EXERCISE DIRECTIONS:
From the entries, filter out every line that lacks "disco" and copy the rest.

DATA RECORDS:

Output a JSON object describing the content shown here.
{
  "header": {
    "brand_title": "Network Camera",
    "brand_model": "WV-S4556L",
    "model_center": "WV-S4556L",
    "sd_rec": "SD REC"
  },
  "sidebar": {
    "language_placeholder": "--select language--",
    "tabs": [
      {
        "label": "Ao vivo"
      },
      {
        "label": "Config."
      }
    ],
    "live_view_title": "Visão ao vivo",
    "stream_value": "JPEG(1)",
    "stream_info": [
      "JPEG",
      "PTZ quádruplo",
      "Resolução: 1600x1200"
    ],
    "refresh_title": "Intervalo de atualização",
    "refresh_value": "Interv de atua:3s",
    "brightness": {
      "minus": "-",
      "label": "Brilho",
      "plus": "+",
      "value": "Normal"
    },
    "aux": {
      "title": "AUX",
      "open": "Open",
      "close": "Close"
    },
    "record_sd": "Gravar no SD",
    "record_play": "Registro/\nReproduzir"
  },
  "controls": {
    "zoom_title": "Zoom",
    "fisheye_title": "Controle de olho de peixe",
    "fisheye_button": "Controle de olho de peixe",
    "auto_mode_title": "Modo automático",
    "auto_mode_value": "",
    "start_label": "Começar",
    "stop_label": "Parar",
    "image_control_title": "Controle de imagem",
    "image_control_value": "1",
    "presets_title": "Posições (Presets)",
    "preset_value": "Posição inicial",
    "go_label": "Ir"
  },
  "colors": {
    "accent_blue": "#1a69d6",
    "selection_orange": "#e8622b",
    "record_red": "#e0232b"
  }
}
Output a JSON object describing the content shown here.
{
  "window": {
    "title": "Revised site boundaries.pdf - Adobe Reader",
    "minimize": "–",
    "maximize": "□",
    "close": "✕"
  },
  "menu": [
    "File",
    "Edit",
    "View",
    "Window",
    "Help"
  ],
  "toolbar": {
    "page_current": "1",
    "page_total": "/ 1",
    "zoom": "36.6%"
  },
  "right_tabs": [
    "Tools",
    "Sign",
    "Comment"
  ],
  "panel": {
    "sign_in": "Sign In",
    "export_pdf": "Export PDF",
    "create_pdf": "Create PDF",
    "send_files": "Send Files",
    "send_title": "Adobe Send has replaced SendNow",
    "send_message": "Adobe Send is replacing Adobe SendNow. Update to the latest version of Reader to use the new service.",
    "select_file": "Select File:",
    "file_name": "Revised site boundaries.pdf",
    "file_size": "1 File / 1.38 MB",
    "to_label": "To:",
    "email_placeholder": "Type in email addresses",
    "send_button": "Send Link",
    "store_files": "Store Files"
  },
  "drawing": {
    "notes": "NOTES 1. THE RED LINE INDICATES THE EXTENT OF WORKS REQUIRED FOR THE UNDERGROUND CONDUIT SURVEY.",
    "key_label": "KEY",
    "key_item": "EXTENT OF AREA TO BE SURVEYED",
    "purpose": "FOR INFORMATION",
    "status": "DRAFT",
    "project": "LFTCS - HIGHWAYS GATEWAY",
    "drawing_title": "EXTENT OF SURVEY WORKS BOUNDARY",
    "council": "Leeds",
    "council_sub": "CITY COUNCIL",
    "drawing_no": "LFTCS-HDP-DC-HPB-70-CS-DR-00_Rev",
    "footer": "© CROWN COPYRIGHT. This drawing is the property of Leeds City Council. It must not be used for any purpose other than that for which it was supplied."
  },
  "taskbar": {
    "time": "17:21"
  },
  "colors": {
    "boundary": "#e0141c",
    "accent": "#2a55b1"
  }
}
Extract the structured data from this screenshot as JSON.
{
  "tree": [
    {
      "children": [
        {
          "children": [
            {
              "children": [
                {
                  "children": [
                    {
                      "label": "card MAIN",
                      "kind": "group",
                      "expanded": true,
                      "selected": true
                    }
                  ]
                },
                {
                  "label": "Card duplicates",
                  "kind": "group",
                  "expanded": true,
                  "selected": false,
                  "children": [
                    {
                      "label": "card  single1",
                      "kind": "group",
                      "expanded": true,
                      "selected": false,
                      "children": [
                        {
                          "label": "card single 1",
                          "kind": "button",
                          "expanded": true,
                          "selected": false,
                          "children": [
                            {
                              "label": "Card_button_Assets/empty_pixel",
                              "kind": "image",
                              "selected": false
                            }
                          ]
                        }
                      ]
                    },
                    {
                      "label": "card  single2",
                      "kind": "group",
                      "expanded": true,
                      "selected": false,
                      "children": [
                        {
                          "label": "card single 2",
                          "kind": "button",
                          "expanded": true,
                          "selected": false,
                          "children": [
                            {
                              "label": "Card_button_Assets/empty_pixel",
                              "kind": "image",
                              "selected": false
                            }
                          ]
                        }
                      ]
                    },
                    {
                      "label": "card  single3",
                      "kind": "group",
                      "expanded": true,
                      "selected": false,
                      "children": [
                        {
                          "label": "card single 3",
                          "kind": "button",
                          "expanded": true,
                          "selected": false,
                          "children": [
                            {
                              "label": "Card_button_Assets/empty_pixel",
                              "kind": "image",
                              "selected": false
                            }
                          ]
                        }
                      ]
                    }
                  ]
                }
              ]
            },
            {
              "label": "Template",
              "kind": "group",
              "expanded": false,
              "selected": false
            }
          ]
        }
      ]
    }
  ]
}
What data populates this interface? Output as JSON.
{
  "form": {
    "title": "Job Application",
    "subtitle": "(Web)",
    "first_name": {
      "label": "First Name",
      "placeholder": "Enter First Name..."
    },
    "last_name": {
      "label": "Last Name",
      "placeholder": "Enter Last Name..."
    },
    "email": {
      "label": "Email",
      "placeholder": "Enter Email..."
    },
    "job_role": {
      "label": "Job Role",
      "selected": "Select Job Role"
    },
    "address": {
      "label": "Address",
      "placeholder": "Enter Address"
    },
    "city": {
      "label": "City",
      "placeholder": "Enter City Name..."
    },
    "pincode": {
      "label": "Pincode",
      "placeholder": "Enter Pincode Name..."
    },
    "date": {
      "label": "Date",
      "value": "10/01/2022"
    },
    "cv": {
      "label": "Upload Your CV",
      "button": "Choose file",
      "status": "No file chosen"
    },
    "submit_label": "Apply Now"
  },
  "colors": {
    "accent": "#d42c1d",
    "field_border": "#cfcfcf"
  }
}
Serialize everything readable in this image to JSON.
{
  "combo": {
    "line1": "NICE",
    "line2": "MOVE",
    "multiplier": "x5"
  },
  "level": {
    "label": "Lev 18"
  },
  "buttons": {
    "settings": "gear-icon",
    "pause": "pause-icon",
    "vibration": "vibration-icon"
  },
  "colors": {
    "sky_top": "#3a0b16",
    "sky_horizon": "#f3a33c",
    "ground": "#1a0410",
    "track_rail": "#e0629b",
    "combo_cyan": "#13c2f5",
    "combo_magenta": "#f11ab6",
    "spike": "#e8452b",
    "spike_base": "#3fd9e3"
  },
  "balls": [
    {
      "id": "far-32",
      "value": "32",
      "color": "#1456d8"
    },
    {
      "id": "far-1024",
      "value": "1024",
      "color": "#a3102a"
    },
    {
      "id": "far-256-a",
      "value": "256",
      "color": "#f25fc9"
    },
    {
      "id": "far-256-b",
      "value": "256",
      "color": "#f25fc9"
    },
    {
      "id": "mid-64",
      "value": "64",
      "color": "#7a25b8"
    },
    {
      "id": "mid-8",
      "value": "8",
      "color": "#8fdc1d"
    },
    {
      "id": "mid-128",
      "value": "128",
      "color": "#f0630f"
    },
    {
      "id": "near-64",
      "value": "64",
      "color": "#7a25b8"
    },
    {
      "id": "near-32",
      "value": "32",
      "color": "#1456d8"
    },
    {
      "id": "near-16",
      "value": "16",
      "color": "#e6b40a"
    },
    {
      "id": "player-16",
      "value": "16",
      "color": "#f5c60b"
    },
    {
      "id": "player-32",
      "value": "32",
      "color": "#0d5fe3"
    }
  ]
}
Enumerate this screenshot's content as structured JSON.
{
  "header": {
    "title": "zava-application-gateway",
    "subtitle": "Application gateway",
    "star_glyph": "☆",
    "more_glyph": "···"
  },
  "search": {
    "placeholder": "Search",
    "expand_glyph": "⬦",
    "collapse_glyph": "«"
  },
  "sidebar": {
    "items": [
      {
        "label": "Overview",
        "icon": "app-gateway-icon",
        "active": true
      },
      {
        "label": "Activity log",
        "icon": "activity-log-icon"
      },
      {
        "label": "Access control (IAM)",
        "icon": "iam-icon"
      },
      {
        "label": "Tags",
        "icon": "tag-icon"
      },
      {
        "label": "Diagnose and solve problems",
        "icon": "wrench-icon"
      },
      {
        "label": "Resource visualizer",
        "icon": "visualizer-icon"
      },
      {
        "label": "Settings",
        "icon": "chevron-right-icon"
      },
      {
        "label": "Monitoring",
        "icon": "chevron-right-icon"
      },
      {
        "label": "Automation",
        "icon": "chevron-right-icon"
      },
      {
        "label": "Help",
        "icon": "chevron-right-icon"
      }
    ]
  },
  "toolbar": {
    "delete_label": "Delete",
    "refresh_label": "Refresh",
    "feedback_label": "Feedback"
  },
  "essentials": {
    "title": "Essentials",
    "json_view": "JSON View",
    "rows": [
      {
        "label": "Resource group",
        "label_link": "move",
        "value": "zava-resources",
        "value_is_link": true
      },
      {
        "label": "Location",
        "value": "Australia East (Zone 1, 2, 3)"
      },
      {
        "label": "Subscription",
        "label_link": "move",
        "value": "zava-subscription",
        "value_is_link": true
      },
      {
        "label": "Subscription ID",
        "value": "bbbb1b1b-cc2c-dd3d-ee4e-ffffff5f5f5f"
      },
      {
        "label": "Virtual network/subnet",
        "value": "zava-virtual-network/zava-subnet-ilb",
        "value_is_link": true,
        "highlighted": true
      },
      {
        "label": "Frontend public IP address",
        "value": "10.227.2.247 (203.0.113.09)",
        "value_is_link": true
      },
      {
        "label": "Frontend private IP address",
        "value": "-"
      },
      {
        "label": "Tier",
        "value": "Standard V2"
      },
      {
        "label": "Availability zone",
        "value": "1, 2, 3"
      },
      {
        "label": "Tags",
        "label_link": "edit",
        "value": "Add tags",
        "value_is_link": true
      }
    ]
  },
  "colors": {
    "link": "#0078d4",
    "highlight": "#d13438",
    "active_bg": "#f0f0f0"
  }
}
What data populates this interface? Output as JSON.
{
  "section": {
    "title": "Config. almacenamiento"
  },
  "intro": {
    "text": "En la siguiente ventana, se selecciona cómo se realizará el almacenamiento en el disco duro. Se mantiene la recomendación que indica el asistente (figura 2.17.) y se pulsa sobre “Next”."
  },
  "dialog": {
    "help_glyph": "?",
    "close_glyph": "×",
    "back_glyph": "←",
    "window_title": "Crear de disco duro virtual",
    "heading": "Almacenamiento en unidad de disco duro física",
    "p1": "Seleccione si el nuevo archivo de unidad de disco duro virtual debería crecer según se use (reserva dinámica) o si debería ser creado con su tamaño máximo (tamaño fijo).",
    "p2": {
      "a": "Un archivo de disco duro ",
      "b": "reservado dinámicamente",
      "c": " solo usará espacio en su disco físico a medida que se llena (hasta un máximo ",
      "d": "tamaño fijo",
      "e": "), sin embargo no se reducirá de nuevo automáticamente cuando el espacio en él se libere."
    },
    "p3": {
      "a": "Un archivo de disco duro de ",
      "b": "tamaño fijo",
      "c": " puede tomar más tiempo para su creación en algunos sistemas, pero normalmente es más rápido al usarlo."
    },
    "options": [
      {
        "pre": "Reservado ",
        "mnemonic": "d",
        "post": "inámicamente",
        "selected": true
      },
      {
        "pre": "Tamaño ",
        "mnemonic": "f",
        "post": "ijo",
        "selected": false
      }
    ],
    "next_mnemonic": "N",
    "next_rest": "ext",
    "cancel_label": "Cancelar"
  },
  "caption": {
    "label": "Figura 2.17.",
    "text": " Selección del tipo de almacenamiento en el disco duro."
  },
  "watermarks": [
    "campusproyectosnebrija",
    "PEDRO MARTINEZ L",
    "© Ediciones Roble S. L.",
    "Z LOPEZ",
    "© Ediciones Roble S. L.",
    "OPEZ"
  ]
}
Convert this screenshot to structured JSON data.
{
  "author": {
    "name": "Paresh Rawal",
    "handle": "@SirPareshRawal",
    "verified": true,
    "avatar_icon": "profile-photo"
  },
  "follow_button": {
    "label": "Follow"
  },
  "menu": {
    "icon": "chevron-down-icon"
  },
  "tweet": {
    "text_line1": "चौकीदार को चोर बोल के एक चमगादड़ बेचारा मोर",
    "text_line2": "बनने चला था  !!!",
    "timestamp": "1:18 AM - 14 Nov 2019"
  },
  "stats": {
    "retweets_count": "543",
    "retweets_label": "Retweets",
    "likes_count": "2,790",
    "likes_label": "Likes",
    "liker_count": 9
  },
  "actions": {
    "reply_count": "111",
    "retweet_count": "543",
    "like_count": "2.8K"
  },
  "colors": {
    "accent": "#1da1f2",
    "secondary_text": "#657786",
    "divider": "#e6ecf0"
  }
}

TASK RESPONSE:
    "text": "En la siguiente ventana, se selecciona cómo se realizará el almacenamiento en el disco duro. Se mantiene la recomendación que indica el asistente (figura 2.17.) y se pulsa sobre “Next”."
    "window_title": "Crear de disco duro virtual",
    "heading": "Almacenamiento en unidad de disco duro física",
    "p1": "Seleccione si el nuevo archivo de unidad de disco duro virtual debería crecer según se use (reserva dinámica) o si debería ser creado con su tamaño máximo (tamaño fijo).",
      "a": "Un archivo de disco duro ",
      "c": " solo usará espacio en su disco físico a medida que se llena (hasta un máximo ",
      "a": "Un archivo de disco duro de ",
    "text": " Selección del tipo de almacenamiento en el disco duro."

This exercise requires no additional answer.